WASHINGTON, D.C. — In the political match that is the health care debate in Washington, the formerly down-and-out public option appears to be making a comeback.
The inclusion of Medicare payment reforms Thursday bolstered support among a group of House Democrats, including Minnesota Reps. Betty McCollum and Tim Walz, who have said that the changes were necessary for their approval of the bill.
“If we get this Medicare fix done right, I would not allow [the inclusion of a public option] to derail [passage of health care reform],” Walz said during a call with reporters Thursday, indicating that he was leaning toward supporting a public plan.
House speaker Nancy Pelosi, D-Calif., has backed the inclusion of a “robust” public health-insurance option that would be pay providers at Medicare rates plus an additional 5 percent. (House leaders have also contemplated having the secretary of Health and Human Services negotiate the public plan’s rates like private insurers have to do).
To increase support for the public option attached to Medicare rates, however, Pelosi had to agree to the demands of representatives from states like Minnesota that are disadvantaged by the current fee-for-service model because they provide fewer services overall. The House membes from these states have argued that the system is fundamentally unfair because their states’ lower-cost care often produces better outcomes, yet those states are not reimbursed accordingly.
“For too long, Medicare has rewarded the quantity of medicine performed rather than the quality of medicine provided,” McCollum said during a speech to reporters Thursday. “That system has penalized our states because they deliver high quality care at low cost.”
Therefore, McCollum, along with representatives from states including Wisconsin, Iowa, Washington and Oregon, said they could not support a health-care reform bill with a public option connected to the current Medicare formula.
“This is a deal breaker for me,” said Walz, who came under Republican fire this week for appearing on Howard Dean’s website as a definite “yes” on the public option.
The website claims that its tally on public option support comes from lawmakers’ public statements and calls made to Congress.
Tony Sutton, the Republican Party chairman of Minnesota, seized on the website’s report in a Thursday press release headlined “Tim Walz Will Vote for Government Run Health Care.”
Republicans view Walz’s seat, which was long-held by the GOP, as potentially vulnerable in 2010.
Walz has previously said that a public plan would be worth looking at if it included Medicare payment reforms.
On Thursday, after the Minnesota Republican Party and the National Republican Congressional Committee sent out statements about Howard Dean’s website, Walz clarified that he was leaning toward accepting the option, but only if Medicare payment fixes are included in the final legislation.
The Mayo Clinic, which is the located in Walz’s district, praised the Medicare payment reform efforts on Thursday, but added that a lot of work still needs to be done to implement a different system.
The new measure, which will be included in the version of the health care bill that moves to the House floor, would order two studies to deal with Medicare payment issues.
The first study would be conducted by the Institute of Medicine of the National Academies to update the Medicare reimbursement formula with new data.
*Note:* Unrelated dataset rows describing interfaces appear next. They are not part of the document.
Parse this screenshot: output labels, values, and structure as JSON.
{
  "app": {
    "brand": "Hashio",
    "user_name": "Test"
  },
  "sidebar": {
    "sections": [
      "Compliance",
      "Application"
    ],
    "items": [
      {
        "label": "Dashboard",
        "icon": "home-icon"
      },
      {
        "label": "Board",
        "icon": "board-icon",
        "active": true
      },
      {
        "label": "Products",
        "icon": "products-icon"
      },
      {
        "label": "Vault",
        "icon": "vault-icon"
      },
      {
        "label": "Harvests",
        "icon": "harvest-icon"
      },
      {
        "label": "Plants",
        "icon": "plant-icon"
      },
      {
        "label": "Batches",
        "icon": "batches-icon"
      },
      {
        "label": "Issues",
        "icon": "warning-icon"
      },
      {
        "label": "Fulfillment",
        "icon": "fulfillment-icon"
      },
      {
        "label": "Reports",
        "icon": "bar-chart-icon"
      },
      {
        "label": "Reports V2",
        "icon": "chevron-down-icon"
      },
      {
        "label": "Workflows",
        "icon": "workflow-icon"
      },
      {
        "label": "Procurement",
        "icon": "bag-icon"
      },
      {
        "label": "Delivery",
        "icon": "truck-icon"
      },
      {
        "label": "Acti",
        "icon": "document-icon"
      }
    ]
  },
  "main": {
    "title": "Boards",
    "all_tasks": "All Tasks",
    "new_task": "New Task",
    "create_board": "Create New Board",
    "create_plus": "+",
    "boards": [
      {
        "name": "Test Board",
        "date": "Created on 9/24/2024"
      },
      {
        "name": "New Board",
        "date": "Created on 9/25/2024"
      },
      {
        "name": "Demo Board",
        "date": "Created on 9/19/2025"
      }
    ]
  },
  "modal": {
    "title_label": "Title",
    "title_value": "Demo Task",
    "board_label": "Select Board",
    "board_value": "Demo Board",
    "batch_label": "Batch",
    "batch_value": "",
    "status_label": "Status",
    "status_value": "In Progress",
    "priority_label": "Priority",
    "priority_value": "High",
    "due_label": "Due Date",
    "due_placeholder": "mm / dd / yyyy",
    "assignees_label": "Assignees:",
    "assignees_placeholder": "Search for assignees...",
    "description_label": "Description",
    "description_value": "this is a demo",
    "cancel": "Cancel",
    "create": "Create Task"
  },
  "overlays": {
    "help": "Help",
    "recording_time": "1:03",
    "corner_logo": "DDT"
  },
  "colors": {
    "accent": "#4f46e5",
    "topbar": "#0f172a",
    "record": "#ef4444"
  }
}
This would be done within a year of health care reform’s passage. The secretary of Health and Human Services could immediately make payment changes based on the study’s findings.
The second study would give the institute 16 months to come up with a report that would change the funding formula from a fee-for-service model to one based on quality of care and outcomes. That plan would be submitted to the Secretary of Health and Human Services for review. At that point, Congress could file resolutions of disapproval to block implementation of the formula. That move, however, would require two-thirds support in both the House and Senate and would be subject to a presidential veto.
If a public option were indeed attached to Medicare rates, the goal would be to have it attached to the new formula before it launches. The measure also sets aside $8 billion to cover revised payments in 2012 and 2013 to help providers adjust during the transition.
The Senate has not worked out its final language, but an amendment was included in the Finance Committee’s version of the bill that addresses the fee-for-service issue.
Public option in Senate bill
Separate from the addition of that language, which both Minnesota Sens. Amy Klobuchar and Al Franken support, the Senate is reportedly considering the inclusion of some kind of government-run health insurance option — despite former statements that there was not enough support to pass the legislation with such a plan.
Franken, a Democrat, has been a supporter of a public option. Meanwhile, Klobuchar, also a Democrat., has declined to come down for, or against, the plan.
On Thursday, following reports that Senate leaders may now include a public option in the health care bill that is brought to the chamber floor, she reiterated her position that Medicare payment reform measures would be key to gaining her support.
“I want to see more competition in the insurance market, and I believe one way to achieve that is with a public option, but I want to make sure that any public option plan goes hand-in-hand with significant Medicare cost reform,” Klobuchar said. “I have been working hard for that cost reform in the Senate bill. I think co-ops should be considered, but am concerned they may not have enough leverage to drive down costs.”
Cynthia Dizikes covers Minnesota’s congressional delegation and reports on issues and developments in Washington, D.C. She can be reached at cdizikes[at]minnpost[dot]com.